The Maneuver Center of Excellence, in partnership with U.S. Army Recruiting Command Marketing and the United States Army Marksmanship Unit (USAMU), is hosting the U.S. Army Small Arms Championship this week at Fort Benning, Georgia.
The Army Marksmanship event allows soldiers to compete with, interact with, and learn from the best marksmen in USAMU and other units.
This year, the United States Army Reserve has four teams (16 soldiers) participating in the competition.
“I love to shoot,” said the master sergeant. Liechar Velazquez, 382nd Engineer Company (Sapper). “We don’t have the opportunity to fire our weapons as often as the active component does, but this competition gives us the opportunity to show that we are still as trained and ready for combat as ever.”
“Many of the soldiers who participate in this competition are selected to represent their units in the US Army Small Arms Championship,” said Michael Buss, competition chief at USAMU. “Most went through local and regional competitions to earn their place for this game.”
The competition provides soldiers with a platform to showcase their unit’s marksmanship skills while gaining notoriety for their command.
Buss said about 50 percent of soldiers participating this year are competing in the match for the very first time.
Participation in military and civilian sponsored small arms marksmanship competitions provides soldiers with the opportunity to hone their marksmanship skills and compete against other military snipers and civilians.
They can also earn superior marksmanship awards in addition to the basic army marksmanship awards available through the annual qualification standards.
“Participants will leave better trained snipers with increased marksmanship skills and understanding,” said USAMU program coordinator Roscoe Castle. “The challenging courses of fire allow them to fully explore the capabilities of their weapons on their own at ranges of 5 to 500 yards.”
Rifle and pistol shooting clinics, as well as all ammunition, are provided as part of the championship.
During the Army Small Arms Championship there is also a separate event, the Competitive Excellence Program (EIC).
The EIC was established in 1884 by General Phillip Henry Sheridan to recognize the best marksmen in the entire army.
The program encompasses both rifle and pistol marksmanship skills and recognizes top performing soldiers during competition.
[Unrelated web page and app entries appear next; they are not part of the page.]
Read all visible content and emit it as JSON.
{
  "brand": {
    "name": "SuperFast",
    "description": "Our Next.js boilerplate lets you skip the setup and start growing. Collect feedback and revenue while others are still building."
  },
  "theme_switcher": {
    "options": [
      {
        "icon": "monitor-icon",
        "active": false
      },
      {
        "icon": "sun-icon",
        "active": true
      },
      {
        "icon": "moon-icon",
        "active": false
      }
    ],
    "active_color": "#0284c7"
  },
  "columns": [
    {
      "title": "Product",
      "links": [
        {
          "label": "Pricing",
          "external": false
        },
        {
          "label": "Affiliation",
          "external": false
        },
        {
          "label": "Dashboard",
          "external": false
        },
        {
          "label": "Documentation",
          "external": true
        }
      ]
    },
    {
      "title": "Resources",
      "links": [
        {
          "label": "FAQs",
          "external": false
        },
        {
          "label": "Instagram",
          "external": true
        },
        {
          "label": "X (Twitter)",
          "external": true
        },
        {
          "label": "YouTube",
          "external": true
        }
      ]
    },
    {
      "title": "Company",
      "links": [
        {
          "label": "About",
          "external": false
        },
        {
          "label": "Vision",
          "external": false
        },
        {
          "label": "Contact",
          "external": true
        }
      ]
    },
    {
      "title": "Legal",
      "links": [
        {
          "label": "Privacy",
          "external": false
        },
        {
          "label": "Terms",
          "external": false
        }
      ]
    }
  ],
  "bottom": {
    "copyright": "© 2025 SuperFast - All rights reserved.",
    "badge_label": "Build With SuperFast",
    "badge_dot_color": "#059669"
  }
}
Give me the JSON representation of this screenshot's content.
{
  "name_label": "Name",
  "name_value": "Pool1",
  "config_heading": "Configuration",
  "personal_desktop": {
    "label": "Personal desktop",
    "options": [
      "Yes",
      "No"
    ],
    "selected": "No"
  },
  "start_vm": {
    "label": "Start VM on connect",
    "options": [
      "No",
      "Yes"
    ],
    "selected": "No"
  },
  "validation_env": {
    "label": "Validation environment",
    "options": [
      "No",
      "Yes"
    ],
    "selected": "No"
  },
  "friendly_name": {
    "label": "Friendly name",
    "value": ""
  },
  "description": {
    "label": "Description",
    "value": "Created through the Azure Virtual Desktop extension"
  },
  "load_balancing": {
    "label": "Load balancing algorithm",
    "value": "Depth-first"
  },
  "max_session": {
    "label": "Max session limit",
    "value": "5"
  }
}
Soldiers can compete in up to five EIC competitions per year per weapon system; five rifle matches and five pistol matches.
The top 10% of competitors in an EIC event receive credit points.
“Earning the Distinguished Marksmanship Badge lets other soldiers know that you are a subject matter expert in the handling and control of weapons,” Castle said. “It also sets them apart as being an above-average and lethal sniper.”
USAMU Fort Benning will host the awards ceremony for this event, offering awards to the top performers at this competition.